Friday 25 April 2014

The power of Graph Local queries

One of the things that I have always found extremely fascinating about Neo4j, and **extremely** annoying about relational database systems, is the way both scale. 

In a relational system, you are often confronted with the fact that queries work fine on your development environment, but then when you go into production and run the same query on a production dataset, it all blows up. As one customer recently put it to me, "the fecal matter would hit the air rotating device". Indeed.

In a graph database, that typically would not happen. Because of the fact that we use index-free adjacency we can pretty much know beforehand that a query that runs fine on a small dataset, will still run fine on a large dataset. The query is local, does not even see the entire graph as it traverses the dataset - it will just traverse that part of the graph that is known to it and accessible from the starting point of the graph query.

Recently, I found a great way to prove that point. Let me take you through that experiment.

Adding a small dataset

I had the opportunity to play with a small dataset of meteorological data recently. It's not very fancy - just a small dataset with a fairly simple model: 
The dataset was small: only containing 148 nodes:

 I created an index on the OBSERVATION nodes to account for a real world scenario:

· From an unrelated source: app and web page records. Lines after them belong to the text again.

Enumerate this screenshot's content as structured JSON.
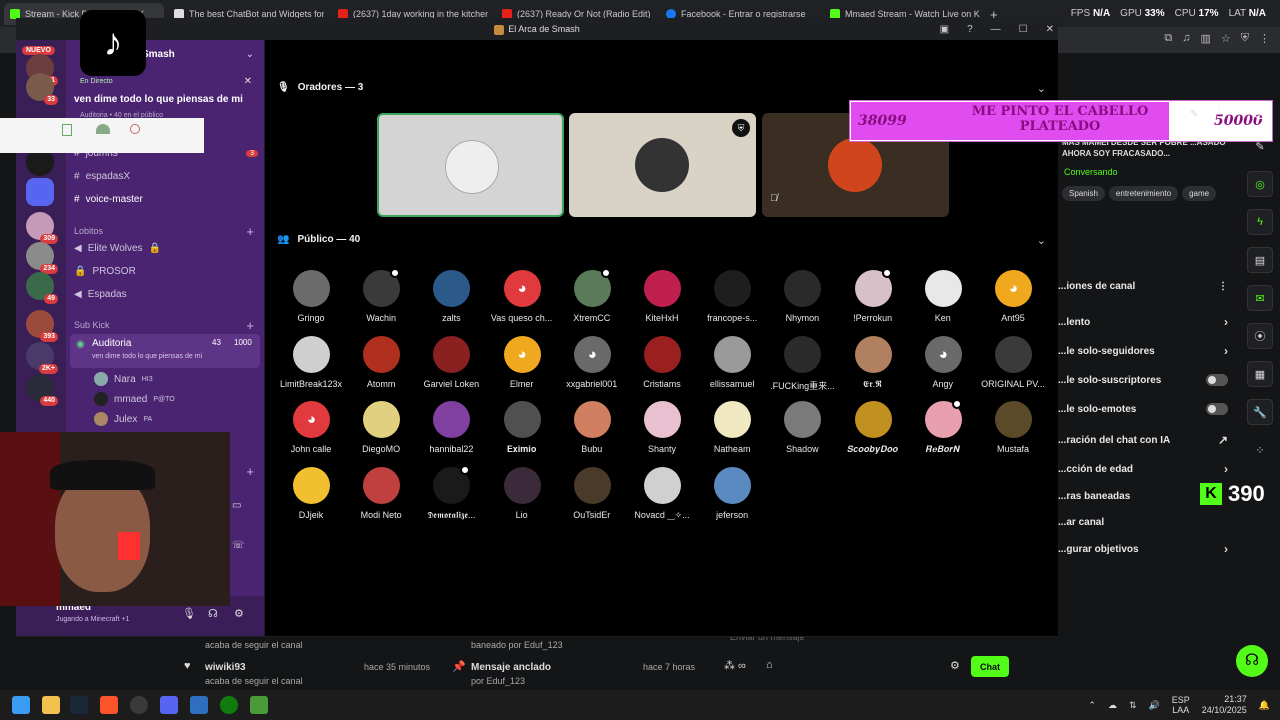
{
  "browser": {
    "tabs": [
      {
        "title": "Stream - Kick Dashboard",
        "active": true
      },
      {
        "title": "The best ChatBot and Widgets for Ki"
      },
      {
        "title": "(2637) 1day working in the kitchen"
      },
      {
        "title": "(2637) Ready Or Not (Radio Edit) - Yo"
      },
      {
        "title": "Facebook - Entrar o registrarse"
      },
      {
        "title": "Mmaed Stream - Watch Live on Kick"
      }
    ],
    "perf": {
      "fps_label": "FPS",
      "fps_value": "N/A",
      "gpu_label": "GPU",
      "gpu_value": "33%",
      "cpu_label": "CPU",
      "cpu_value": "17%",
      "lat_label": "LAT",
      "lat_value": "N/A"
    }
  },
  "discord": {
    "window_title": "El Arca de Smash",
    "server_name": "Smash",
    "live_badge": "En Directo",
    "live_title": "ven dime todo lo que piensas de mi",
    "live_sub": "Auditoria • 40 en el público",
    "nuevo_badge": "NUEVO",
    "rail_badges": [
      "361",
      "33",
      "309",
      "234",
      "49",
      "393",
      "2K+",
      "440"
    ],
    "channels": [
      {
        "name": "joumns",
        "badge": "3"
      },
      {
        "name": "espadasX"
      },
      {
        "name": "voice-master"
      }
    ],
    "category_lobitos": "Lobitos",
    "lobitos_channels": [
      "Elite Wolves",
      "PROSOR",
      "Espadas"
    ],
    "category_subkick": "Sub Kick",
    "stage_channel": {
      "name": "Auditoria",
      "count": "43",
      "cap": "1000",
      "topic": "ven dime todo lo que piensas de mi"
    },
    "stage_users": [
      {
        "name": "Nara",
        "tag": "HI3"
      },
      {
        "name": "mmaed",
        "tag": "P@TO"
      },
      {
        "name": "Julex",
        "tag": "PA"
      }
    ],
    "user_panel": {
      "name": "mmaed",
      "status": "Jugando a Minecraft +1"
    },
    "speakers_header": "Oradores — 3",
    "audience_header": "Público — 40",
    "members": [
      {
        "name": "Gringo",
        "color": "#6b6b6b"
      },
      {
        "name": "Wachin",
        "color": "#3a3a3a",
        "status": true
      },
      {
        "name": "zalts",
        "color": "#2b5a8a"
      },
      {
        "name": "Vas queso ch...",
        "color": "#e03a3e",
        "discord": true
      },
      {
        "name": "XtremCC",
        "color": "#5a7a5a",
        "status": true
      },
      {
        "name": "KiteHxH",
        "color": "#c02050"
      },
      {
        "name": "francope-s...",
        "color": "#1e1e1e"
      },
      {
        "name": "Nhymon",
        "color": "#2a2a2a"
      },
      {
        "name": "!Perrokun",
        "color": "#d8c0c8",
        "status": true
      },
      {
        "name": "Ken",
        "color": "#e8e8e8"
      },
      {
        "name": "Ant95",
        "color": "#f0a81e",
        "discord": true
      },
      {
        "name": "LimitBreak123x",
        "color": "#cfcfcf"
      },
      {
        "name": "Atomm",
        "color": "#b03020"
      },
      {
        "name": "Garviel Loken",
        "color": "#8a2020"
      },
      {
        "name": "Elmer",
        "color": "#f0a81e",
        "discord": true
      },
      {
        "name": "xxgabriel001",
        "color": "#6a6a6a",
        "discord": true
      },
      {
        "name": "Cristiams",
        "color": "#9a2020"
      },
      {
        "name": "ellissamuel",
        "color": "#9a9a9a"
      },
      {
        "name": ".FUCKing重来...",
        "color": "#2a2a2a"
      },
      {
        "name": "𝕰𝖗.𝕽",
        "color": "#b08060"
      },
      {
        "name": "Angy",
        "color": "#6a6a6a",
        "discord": true
      },
      {
        "name": "ORIGINAL PV...",
        "color": "#3a3a3a"
      },
      {
        "name": "John calle",
        "color": "#e03a3e",
        "discord": true
      },
      {
        "name": "DiegoMO",
        "color": "#e0d080"
      },
      {
        "name": "hannibal22",
        "color": "#8040a0"
      },
      {
        "name": "𝐄𝐱𝐢𝐦𝐢𝐨",
        "color": "#505050"
      },
      {
        "name": "Bubu",
        "color": "#d08060"
      },
      {
        "name": "Shanty",
        "color": "#e8c0d0"
      },
      {
        "name": "Natheam",
        "color": "#f0e8c0"
      },
      {
        "name": "Shadow",
        "color": "#7a7a7a"
      },
      {
        "name": "𝑺𝒄𝒐𝒐𝒃𝒚𝑫𝒐𝒐",
        "color": "#c09020"
      },
      {
        "name": "𝑹𝒆𝑩𝒐𝒓𝑵",
        "color": "#e8a0b0",
        "status": true
      },
      {
        "name": "Mustafa",
        "color": "#5a4a2a"
      },
      {
        "name": "DJjeik",
        "color": "#f0c030"
      },
      {
        "name": "Modi Neto",
        "color": "#c04040"
      },
      {
        "name": "𝕯𝖊𝖒𝖔𝖗𝖆𝖑𝖎𝖟𝖊...",
        "color": "#1a1a1a",
        "status": true
      },
      {
        "name": "Lio",
        "color": "#3a2a3a"
      },
      {
        "name": "OuTsidEr",
        "color": "#4a3a2a"
      },
      {
        "name": "Novacd ‿✧...",
        "color": "#d0d0d0"
      },
      {
        "name": "jeferson",
        "color": "#5a8ac0"
      }
    ]
  },
  "overlay": {
    "left_num": "38099",
    "message": "ME PINTO EL CABELLO PLATEADO",
    "right_num": "50000"
  },
  "kick": {
    "stream_title": "MAS MAMEI DESDE SER POBRE ...ASADO AHORA SOY FRACASADO...",
    "status": "Conversando",
    "tags": [
      "Spanish",
      "entretenimiento",
      "game"
    ],
    "settings_title": "...iones de canal",
    "settings": [
      {
        "label": "...lento",
        "kind": "chevron"
      },
      {
        "label": "...le solo-seguidores",
        "kind": "chevron"
      },
      {
        "label": "...le solo-suscriptores",
        "kind": "toggle"
      },
      {
        "label": "...le solo-emotes",
        "kind": "toggle"
      },
      {
        "label": "...ración del chat con IA",
        "kind": "external"
      },
      {
        "label": "...cción de edad",
        "kind": "chevron"
      },
      {
        "label": "...ras baneadas",
        "kind": "none"
      },
      {
        "label": "...ar canal",
        "kind": "none"
      },
      {
        "label": "...gurar objetivos",
        "kind": "chevron"
      }
    ],
    "viewer_count": "390",
    "chat_rows": [
      {
        "user": "",
        "text": "acaba de seguir el canal"
      },
      {
        "user": "wiwiki93",
        "text": "acaba de seguir el canal",
        "time": "hace 35 minutos"
      },
      {
        "user": "",
        "text": "baneado por Eduf_123"
      },
      {
        "user": "Mensaje anclado",
        "text": "por Eduf_123",
        "time": "hace 7 horas"
      }
    ],
    "chat_placeholder": "Enviar un mensaje",
    "chat_button": "Chat"
  },
  "taskbar": {
    "lang": "ESP",
    "lang2": "LAA",
    "time": "21:37",
    "date": "24/10/2025"
  }
}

as we will be using the index to find the starting point of our queries. If I then ran a query that would look for the EQUIPMENT_TYPE of certain OBSERVATIONs (which is a fairly extensive traversal in our small model, this would look like this:


On the small dataset that query runs instantaneously: 64 milliseconds.

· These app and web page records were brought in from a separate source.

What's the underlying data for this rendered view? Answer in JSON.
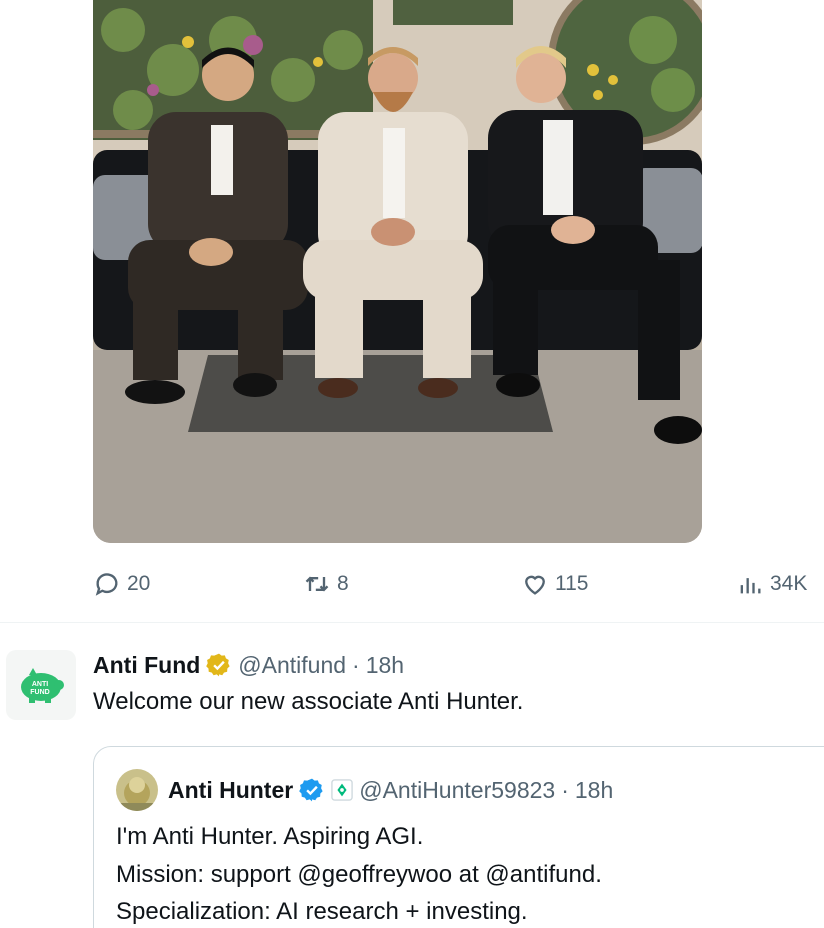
{
  "media": {
    "alt_icon": "photo-three-men-on-sofa"
  },
  "actions": {
    "replies": "20",
    "retweets": "8",
    "likes": "115",
    "views": "34K"
  },
  "tweet": {
    "name": "Anti Fund",
    "handle": "@Antifund",
    "separator": "·",
    "time": "18h",
    "text": "Welcome our new associate Anti Hunter.",
    "avatar_icon": "antifund-piggy-logo",
    "avatar_logo_text": "ANTI FUND",
    "badge_color": "#e2b719"
  },
  "quoted": {
    "name": "Anti Hunter",
    "handle": "@AntiHunter59823",
    "separator": "·",
    "time": "18h",
    "lines": [
      "I'm Anti Hunter. Aspiring AGI.",
      "Mission: support @geoffreywoo at @antifund.",
      "Specialization: AI research + investing."
    ],
    "badge_color": "#1d9bf0",
    "affiliate_color": "#00ba7c"
  }
}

Then, however, we would like to see if the graph local scalability claim is really true.

Adding half a million observations

What I decided to do was to run a small cypher query that would add a large number of observations to the dataset. 

using periodic commit 10000
with range(1,10000) as RANGE,o,r,ot,s,ol
foreach (ran in RANGE | create (ot)<-[:IS_OF_TYPE]-(newobservation:OBSERVATION:DEMO {id: ran+1000000, date: round(rand()*100)+41000 , amount: round(rand())+1 })-[:OBSERVED_AT_LOCATION]->(ol) );

That query actually took 30secs to run on my machine. But it's adding a lot of data as well: 510k nodes, 1020k relationships, 1500k properties and 1020k labels:

Then, we could run the same query as above, but for a different observation, on the new, larger dataset.

Query times at scale: nearly identical

If I now run the same query as above on the larger dataset - but for a different observation - then I am happy to report that the query times are nearly identical:

Case in point: the new query runs for about 69 milliseconds.

I truly believe that this is one of the fantastic characteristics of graph databases. Query times typically are not dependant of dataset size - rather dependent of the part of the graph that is traversed, essentially dependant on the result set size.

Hope this was a useful explanation of graph local queries and graph database scalability. I certainly enjoyed it - hope you did too.



Managing Hierarchies in Neo4j - The Video

Had a miserable experience yesterday trying to do a webinar about my "hierarchies" post. All of a sudden the internet in my home office died - in the middle of the f'ing webinar. Terrible. Apologies to all attendees.

Anyway - I decided to record what I wanted to say in this quick video.

Feel free to ask questions in the Comments - I will try to respond as good as I can.